Arms trade aggravated the war in Sri Lanka

July 14 2011, 7:22 AM  by Oistein Thorsen

A new report from the Swedish Peace and Arbitration Society and the Swedish Committee for Sri Lanka exposes the effects of the international arms trade on the war in Sri Lanka. The report Arms Trade with Sri Lanka – global business, local costs reveals what countries sold weapons to Sri Lanka. 

We can see that even relatively small amounts of arms had disastorous effects. The arms sales to both the government and the LTTE enabled both sides to wage war with terrible violations of human rights as a result, says Christopher Sjöholm, Secretary General of the Swedish Peace and Arbitration Society.

The war between the Sri Lankan government and the Liberation Tigers of Tamil Eelam (LTTE) was one of the world’s most violent and long-lasting armed conflicts. An estimated 84 000 people lost their lives, while hundreds of thousands were displaced.

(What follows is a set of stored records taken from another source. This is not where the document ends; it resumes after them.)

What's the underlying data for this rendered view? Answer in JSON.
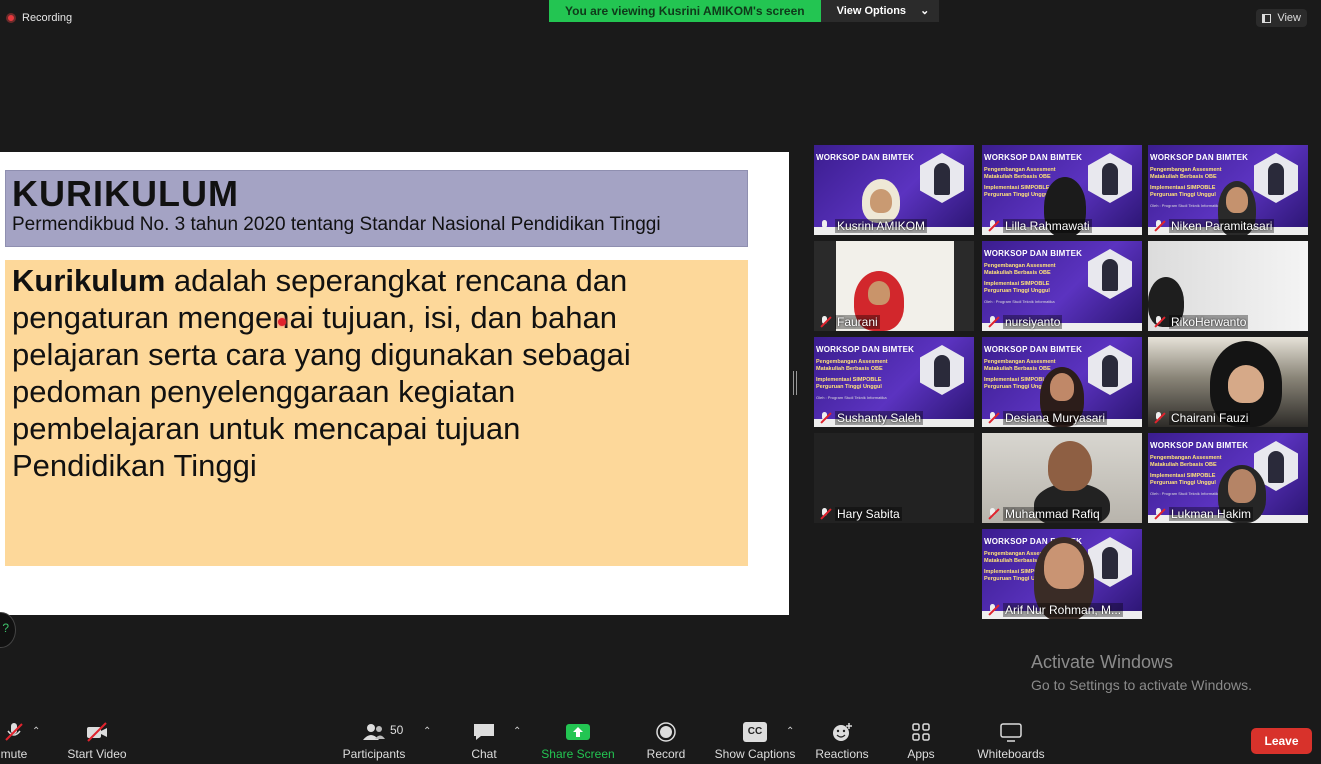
{
  "top": {
    "recording": "Recording",
    "banner": "You are viewing Kusrini AMIKOM's screen",
    "view_options": "View Options",
    "view": "View"
  },
  "slide": {
    "title": "KURIKULUM",
    "subtitle": "Permendikbud No. 3 tahun 2020 tentang Standar Nasional Pendidikan Tinggi",
    "body_bold": "Kurikulum",
    "body_lines": [
      " adalah seperangkat rencana dan",
      "pengaturan mengenai tujuan, isi, dan bahan",
      "pelajaran serta cara yang digunakan sebagai",
      "pedoman penyelenggaraan kegiatan",
      "pembelajaran untuk mencapai tujuan",
      "Pendidikan Tinggi"
    ]
  },
  "poster": {
    "line1": "WORKSOP DAN BIMTEK",
    "line2a": "Pengembangan Assesment",
    "line2b": "Matakuliah Berbasis OBE",
    "line3a": "Implementasi SIMPOBLE",
    "line3b": "Perguruan Tinggi Unggul",
    "line4": "Oleh : Program Studi Teknik Informatika"
  },
  "participants": [
    "Kusrini AMIKOM",
    "Lilla Rahmawati",
    "Niken Paramitasari",
    "Faurani",
    "nursiyanto",
    "RikoHerwanto",
    "Sushanty Saleh",
    "Desiana Muryasari",
    "Chairani Fauzi",
    "Hary Sabita",
    "Muhammad Rafiq",
    "Lukman Hakim",
    "Arif Nur Rohman, M..."
  ],
  "watermark": {
    "line1": "Activate Windows",
    "line2": "Go to Settings to activate Windows."
  },
  "toolbar": {
    "mute": "mute",
    "start_video": "Start Video",
    "participants": "Participants",
    "participants_count": "50",
    "chat": "Chat",
    "share_screen": "Share Screen",
    "record": "Record",
    "show_captions": "Show Captions",
    "cc": "CC",
    "reactions": "Reactions",
    "apps": "Apps",
    "whiteboards": "Whiteboards",
    "leave": "Leave"
  },
  "colors": {
    "banner_green": "#23c552",
    "active_speaker": "#d8f079",
    "leave_red": "#d8322b",
    "share_green": "#23c552"
  }
}
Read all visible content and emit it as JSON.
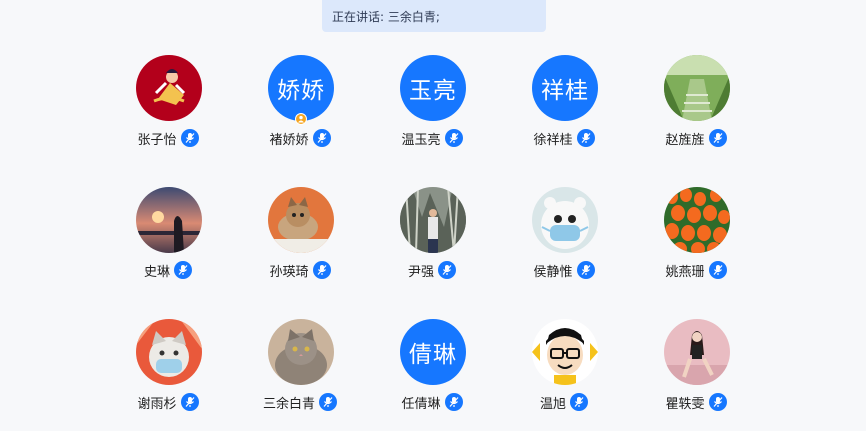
{
  "speaking": {
    "text": "正在讲话: 三余白青;"
  },
  "participants": [
    {
      "name": "张子怡",
      "avatar": "image",
      "avatar_icon": "red-illustration-avatar"
    },
    {
      "name": "褚娇娇",
      "avatar": "text",
      "avatar_text": "娇娇",
      "host": true
    },
    {
      "name": "温玉亮",
      "avatar": "text",
      "avatar_text": "玉亮"
    },
    {
      "name": "徐祥桂",
      "avatar": "text",
      "avatar_text": "祥桂"
    },
    {
      "name": "赵旌旌",
      "avatar": "image",
      "avatar_icon": "garden-photo-avatar"
    },
    {
      "name": "史琳",
      "avatar": "image",
      "avatar_icon": "sunset-girl-photo-avatar"
    },
    {
      "name": "孙瑛琦",
      "avatar": "image",
      "avatar_icon": "kitten-photo-avatar"
    },
    {
      "name": "尹强",
      "avatar": "image",
      "avatar_icon": "mountain-photo-avatar"
    },
    {
      "name": "侯静惟",
      "avatar": "image",
      "avatar_icon": "masked-bear-avatar"
    },
    {
      "name": "姚燕珊",
      "avatar": "image",
      "avatar_icon": "tulips-photo-avatar"
    },
    {
      "name": "谢雨杉",
      "avatar": "image",
      "avatar_icon": "masked-cat-avatar"
    },
    {
      "name": "三余白青",
      "avatar": "image",
      "avatar_icon": "gray-cat-photo-avatar"
    },
    {
      "name": "任倩琳",
      "avatar": "text",
      "avatar_text": "倩琳"
    },
    {
      "name": "温旭",
      "avatar": "image",
      "avatar_icon": "cartoon-boy-avatar"
    },
    {
      "name": "瞿轶雯",
      "avatar": "image",
      "avatar_icon": "woman-photo-avatar"
    }
  ],
  "colors": {
    "accent": "#1677ff",
    "host_badge": "#f5a623",
    "speaking_bg": "#dce8fb"
  }
}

Severe human rights abuses accompanied the armed conflict, which started in 1983 and ended with a government military victory over the LTTE in 2009.

The report reveals that several EU member states, including Great Britain, the Czech Republic, Spain and Slovakia, delivered war materials to Sri Lanka in spite of the strict criteria supposed to regulate arms exports.

– The review underlines the need for a global treaty to regulate the arms trade, an Arms Trade Treaty, which is currently being negotiated within the UN. Such a treaty would lessen human suffering in armed conflicts like the one in Sri Lanka, says Christopher Sjöholm.

The report Arms Trade with Sri Lanka – global business, local costs is written by Camilla Orjuela and Jonas Lindberg (Gothenburg University), Siemon Wezeman (SIPRI) and Linda Åkerström (formerly of the Swedish Peace and Arbitration Society).

For more information
Christoffer Sjöholm, Secretary General of Swedish Peace and Arbitration Society, phone: + 46 (0)70 284 34 32.